Steiner said he sent DISC a letter yesterday saving Bok is ready to meet will up to four or five of its members.
He said he does not know if an, other administrators or members of the DuBois. Institute advisory board will attend the meeting.
Bruce Jacobs '77, a DISC spokesman said last night DISC is willing to meet and Bok next week.
DISC had asked for a meeting with Bok last Friday, when to members of student coalition it led occupied the reception room in Massachusetts Hall to protest the administration's planning of the DuBois Institute.
Steiner also released a letter Bok wrote yesterday to a member of the cabinet of Phillips Brooks House who had written him in support of DISC's proposals for the DuBois Institute.
DISC has proposed that students participate in the planning of the DuBois Institute, that the institute maintain ties to the black community, and that the institute be directly linked with the Afro Department.
Bok said in the letter that "a link should exist" between the DuBois Institute and the Afro American Students Department and that new tenured members of the Afro Department will be offered places to the DuBois advisory board.
He said Ewart Guiner '33, chairman of the Afro Department is not on the advisory board because of his intense opposition to the design of the Institute.
It is star from clear that undergraduates should help govern the DuBois institute.
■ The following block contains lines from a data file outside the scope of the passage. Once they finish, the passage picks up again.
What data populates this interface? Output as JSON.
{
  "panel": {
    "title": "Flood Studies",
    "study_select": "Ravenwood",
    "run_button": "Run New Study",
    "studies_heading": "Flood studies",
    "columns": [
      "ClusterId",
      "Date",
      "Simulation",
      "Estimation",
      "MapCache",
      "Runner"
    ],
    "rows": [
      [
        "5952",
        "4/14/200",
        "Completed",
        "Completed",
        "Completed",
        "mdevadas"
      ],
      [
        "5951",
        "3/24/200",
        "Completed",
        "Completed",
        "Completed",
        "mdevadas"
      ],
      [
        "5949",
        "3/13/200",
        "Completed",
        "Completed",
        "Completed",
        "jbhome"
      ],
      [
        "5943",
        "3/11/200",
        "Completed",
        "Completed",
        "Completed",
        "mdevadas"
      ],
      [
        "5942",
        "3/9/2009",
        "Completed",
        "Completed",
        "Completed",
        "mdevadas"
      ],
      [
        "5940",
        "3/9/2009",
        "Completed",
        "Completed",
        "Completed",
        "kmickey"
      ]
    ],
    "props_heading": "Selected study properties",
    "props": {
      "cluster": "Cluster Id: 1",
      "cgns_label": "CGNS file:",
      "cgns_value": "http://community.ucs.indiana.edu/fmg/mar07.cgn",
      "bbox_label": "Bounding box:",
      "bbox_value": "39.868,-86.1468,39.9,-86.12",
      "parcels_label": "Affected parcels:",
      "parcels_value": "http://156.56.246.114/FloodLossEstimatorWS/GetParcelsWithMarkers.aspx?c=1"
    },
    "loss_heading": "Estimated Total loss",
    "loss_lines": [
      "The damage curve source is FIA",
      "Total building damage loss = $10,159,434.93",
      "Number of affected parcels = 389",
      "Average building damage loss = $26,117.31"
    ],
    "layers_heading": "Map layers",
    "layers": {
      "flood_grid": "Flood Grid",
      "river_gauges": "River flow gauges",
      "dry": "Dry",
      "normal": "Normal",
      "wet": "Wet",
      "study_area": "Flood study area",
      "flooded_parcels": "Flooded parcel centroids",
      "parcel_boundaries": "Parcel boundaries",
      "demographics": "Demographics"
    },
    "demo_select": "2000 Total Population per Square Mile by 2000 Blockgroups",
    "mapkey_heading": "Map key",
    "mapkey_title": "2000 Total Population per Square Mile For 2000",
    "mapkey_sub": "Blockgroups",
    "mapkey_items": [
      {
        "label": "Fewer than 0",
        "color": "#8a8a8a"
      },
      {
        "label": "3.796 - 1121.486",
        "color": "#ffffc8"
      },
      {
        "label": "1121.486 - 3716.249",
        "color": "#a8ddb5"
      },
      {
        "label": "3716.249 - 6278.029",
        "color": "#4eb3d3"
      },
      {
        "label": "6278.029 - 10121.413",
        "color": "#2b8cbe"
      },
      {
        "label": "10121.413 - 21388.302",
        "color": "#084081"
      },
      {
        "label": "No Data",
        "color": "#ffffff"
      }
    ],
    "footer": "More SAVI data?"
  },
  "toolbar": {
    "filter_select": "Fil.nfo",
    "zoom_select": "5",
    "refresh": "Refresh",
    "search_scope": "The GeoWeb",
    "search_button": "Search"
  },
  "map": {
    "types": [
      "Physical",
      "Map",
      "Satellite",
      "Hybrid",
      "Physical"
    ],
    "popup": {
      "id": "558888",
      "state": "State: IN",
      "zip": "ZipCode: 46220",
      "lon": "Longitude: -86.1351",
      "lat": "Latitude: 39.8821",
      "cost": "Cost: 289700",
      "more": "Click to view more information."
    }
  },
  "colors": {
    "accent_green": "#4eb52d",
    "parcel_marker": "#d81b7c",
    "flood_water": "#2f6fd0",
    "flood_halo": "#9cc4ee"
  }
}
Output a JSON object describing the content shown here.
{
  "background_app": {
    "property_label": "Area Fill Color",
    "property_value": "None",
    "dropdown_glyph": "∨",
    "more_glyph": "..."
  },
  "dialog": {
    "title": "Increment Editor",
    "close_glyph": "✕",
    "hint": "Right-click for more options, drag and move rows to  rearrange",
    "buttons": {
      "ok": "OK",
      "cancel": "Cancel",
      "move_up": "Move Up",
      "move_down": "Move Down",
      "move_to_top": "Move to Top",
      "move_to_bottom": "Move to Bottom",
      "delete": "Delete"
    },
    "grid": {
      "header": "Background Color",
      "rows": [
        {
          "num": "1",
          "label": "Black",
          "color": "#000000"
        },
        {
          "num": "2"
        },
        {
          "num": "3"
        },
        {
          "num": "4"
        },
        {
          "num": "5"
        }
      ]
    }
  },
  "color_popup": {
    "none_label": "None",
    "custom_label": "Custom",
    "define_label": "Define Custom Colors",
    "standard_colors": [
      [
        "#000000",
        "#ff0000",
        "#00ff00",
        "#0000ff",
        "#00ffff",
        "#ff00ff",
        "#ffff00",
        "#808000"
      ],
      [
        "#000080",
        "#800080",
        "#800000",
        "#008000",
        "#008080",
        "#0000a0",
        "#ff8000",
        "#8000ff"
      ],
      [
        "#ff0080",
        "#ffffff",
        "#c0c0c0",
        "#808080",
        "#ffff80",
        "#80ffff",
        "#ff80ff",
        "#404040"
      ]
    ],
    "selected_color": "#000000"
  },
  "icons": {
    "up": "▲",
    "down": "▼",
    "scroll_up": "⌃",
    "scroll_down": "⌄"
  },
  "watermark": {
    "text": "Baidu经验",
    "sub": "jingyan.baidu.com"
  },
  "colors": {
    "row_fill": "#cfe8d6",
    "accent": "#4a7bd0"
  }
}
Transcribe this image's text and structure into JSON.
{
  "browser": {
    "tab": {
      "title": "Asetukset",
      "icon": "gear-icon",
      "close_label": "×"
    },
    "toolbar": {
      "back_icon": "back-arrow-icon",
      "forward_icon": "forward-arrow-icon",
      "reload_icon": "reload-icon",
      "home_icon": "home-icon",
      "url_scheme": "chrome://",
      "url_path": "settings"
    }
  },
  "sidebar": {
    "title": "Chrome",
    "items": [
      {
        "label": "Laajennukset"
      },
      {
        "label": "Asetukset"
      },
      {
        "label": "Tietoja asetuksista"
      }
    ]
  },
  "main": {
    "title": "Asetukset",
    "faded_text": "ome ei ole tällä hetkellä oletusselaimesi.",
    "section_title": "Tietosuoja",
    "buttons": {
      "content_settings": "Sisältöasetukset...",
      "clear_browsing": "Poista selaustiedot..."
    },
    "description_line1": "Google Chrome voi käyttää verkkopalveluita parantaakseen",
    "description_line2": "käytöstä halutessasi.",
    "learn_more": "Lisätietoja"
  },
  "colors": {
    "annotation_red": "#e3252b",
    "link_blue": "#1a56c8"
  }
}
Bok said in the letter because the institute is primarily a graduate center and students' "experience leaves them much less qualified to evaluate the needs of research and graduate training."
"A succession of reviews by faculty members and others have supported the formation of a research and graduate institute to develop the body of knowledge and increase the number of teacher scholars in the field of Afro American Studies Bok wrote. "Those who have supported the concept believe that such an institute will strengthen Afro American Studies just as similar institutes have proved useful in many other fields of study.
Bok declined last night to comment further on the letter of the meeting with DISC members DISC spokesmen also declined further comment on the matter.
The PBH letter Bok responded to endorsed DISC recommendations and said.
We feel that the University's disregard of the DISC proposal again demonstrates a lack of real commitment to strengthening Afro American Studies of Harvard.